>>>

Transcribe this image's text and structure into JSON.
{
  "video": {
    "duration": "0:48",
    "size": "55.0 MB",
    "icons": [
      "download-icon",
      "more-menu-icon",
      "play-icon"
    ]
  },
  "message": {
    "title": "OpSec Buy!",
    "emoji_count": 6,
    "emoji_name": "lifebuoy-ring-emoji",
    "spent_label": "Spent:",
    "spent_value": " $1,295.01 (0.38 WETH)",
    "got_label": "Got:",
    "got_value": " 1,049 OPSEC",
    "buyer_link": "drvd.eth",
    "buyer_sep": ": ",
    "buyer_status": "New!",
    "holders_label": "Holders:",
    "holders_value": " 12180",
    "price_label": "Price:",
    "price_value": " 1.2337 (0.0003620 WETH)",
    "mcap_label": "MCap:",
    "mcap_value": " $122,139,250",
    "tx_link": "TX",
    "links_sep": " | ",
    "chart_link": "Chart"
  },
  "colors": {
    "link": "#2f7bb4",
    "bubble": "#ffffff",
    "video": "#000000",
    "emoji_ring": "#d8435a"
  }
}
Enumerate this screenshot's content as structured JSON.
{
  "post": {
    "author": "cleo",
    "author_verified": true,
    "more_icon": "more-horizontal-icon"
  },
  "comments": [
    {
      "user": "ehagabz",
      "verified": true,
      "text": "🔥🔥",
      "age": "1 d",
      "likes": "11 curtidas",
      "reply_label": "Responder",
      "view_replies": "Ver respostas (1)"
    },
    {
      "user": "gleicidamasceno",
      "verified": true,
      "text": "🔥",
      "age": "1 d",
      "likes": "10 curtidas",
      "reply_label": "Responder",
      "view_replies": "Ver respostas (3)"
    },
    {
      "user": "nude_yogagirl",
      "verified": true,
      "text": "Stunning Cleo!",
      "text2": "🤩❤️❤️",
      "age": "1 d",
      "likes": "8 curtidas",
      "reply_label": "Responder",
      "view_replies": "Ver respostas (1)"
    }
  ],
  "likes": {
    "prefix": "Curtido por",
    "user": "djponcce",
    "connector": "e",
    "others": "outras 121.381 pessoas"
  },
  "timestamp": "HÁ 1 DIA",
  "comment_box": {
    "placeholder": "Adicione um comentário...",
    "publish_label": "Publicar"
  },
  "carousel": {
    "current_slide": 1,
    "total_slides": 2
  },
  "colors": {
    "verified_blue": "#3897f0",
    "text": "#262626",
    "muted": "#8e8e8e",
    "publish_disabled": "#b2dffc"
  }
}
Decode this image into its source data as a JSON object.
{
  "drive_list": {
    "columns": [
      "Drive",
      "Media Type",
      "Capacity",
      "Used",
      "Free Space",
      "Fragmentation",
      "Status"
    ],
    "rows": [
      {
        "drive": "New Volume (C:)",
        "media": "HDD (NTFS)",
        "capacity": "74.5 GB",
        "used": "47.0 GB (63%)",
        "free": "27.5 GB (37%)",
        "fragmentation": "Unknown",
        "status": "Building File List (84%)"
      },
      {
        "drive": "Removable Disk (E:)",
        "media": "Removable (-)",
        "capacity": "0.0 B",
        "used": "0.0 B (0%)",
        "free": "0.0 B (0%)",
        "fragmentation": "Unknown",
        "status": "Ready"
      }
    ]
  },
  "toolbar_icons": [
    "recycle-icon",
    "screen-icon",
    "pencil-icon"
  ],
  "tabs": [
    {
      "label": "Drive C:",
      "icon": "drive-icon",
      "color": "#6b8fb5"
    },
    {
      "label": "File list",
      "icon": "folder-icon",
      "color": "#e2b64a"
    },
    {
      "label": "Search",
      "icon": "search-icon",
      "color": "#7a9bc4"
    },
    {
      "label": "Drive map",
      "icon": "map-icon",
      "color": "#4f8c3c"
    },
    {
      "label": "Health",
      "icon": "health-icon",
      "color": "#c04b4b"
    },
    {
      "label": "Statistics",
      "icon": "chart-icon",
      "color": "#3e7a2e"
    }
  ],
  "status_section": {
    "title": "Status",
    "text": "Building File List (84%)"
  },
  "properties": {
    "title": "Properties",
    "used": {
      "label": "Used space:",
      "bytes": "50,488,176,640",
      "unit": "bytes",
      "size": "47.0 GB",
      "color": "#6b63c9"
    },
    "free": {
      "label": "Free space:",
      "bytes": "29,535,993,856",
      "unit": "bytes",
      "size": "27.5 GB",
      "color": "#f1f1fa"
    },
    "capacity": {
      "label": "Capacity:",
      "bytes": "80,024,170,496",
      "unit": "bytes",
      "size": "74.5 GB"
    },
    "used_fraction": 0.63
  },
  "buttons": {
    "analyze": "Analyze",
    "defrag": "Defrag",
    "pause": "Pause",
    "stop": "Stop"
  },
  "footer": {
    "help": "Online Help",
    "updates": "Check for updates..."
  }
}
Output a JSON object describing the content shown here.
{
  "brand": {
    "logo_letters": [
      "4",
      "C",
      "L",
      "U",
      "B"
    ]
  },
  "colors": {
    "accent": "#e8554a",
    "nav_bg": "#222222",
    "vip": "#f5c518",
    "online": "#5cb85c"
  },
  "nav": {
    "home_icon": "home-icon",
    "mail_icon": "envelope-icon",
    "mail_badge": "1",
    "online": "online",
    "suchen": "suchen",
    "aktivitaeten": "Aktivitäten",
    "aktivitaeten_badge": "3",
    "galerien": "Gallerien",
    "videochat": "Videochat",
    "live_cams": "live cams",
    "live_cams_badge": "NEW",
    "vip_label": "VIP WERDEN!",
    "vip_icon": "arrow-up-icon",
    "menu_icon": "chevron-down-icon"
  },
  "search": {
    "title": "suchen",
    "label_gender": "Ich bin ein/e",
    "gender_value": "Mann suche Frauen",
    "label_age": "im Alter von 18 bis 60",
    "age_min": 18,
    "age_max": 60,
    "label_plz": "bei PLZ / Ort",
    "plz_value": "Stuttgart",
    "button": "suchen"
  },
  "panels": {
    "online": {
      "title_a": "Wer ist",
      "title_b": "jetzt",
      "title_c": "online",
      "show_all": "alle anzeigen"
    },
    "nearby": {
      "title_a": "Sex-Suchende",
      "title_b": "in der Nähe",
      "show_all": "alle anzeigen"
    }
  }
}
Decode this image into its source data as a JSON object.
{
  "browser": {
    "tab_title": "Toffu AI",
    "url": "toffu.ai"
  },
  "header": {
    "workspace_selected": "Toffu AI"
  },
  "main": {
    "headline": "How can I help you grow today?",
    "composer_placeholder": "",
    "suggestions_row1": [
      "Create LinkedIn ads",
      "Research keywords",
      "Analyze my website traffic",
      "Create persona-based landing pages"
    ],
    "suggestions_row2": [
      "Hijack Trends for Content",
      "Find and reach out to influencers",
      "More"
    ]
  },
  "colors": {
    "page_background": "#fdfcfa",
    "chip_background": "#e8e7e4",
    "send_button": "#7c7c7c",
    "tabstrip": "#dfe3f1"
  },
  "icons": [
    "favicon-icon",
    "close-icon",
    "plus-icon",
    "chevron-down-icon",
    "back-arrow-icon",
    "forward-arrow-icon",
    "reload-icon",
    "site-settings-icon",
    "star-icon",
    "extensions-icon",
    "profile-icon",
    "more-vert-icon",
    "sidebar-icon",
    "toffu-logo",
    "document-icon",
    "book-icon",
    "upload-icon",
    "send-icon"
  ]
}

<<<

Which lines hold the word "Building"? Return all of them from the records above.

        "status": "Building File List (84%)"
    "text": "Building File List (84%)"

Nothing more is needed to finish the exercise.